▸ Information given
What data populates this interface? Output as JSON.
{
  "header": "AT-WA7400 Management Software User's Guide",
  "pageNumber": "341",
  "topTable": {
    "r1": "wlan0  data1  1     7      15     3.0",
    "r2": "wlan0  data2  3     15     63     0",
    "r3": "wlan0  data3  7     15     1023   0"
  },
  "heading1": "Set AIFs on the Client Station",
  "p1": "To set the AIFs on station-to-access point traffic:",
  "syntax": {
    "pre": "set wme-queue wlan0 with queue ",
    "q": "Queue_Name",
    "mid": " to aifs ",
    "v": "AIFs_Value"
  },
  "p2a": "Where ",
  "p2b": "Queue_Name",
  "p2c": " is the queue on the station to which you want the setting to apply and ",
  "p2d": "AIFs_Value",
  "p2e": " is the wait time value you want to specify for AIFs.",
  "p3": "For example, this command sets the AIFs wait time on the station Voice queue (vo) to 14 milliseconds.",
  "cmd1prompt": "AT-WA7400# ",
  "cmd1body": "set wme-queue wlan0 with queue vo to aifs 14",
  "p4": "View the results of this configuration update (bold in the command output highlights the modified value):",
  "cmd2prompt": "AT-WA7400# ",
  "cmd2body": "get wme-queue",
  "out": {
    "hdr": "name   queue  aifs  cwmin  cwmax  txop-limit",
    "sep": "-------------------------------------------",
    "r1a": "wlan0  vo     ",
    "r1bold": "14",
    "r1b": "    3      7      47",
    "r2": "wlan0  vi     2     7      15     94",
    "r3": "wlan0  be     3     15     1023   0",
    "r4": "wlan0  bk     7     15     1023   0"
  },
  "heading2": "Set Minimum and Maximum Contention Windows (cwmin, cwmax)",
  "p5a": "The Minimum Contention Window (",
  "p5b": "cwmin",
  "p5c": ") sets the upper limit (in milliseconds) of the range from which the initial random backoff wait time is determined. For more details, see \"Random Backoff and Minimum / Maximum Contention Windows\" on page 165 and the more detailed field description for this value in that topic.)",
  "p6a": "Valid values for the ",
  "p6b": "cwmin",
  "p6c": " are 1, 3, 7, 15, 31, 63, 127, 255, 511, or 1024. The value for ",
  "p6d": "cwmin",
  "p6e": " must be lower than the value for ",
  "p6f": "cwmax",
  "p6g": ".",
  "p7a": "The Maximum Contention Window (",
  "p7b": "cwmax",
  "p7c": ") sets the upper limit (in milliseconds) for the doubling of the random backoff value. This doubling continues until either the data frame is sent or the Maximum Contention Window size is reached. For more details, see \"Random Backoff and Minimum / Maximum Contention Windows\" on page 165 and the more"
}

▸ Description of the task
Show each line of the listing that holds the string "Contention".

▸ Result
  "heading2": "Set Minimum and Maximum Contention Windows (cwmin, cwmax)",
  "p5a": "The Minimum Contention Window (",
  "p5c": ") sets the upper limit (in milliseconds) of the range from which the initial random backoff wait time is determined. For more details, see \"Random Backoff and Minimum / Maximum Contention Windows\" on page 165 and the more detailed field description for this value in that topic.)",
  "p7a": "The Maximum Contention Window (",
  "p7c": ") sets the upper limit (in milliseconds) for the doubling of the random backoff value. This doubling continues until either the data frame is sent or the Maximum Contention Window size is reached. For more details, see \"Random Backoff and Minimum / Maximum Contention Windows\" on page 165 and the more"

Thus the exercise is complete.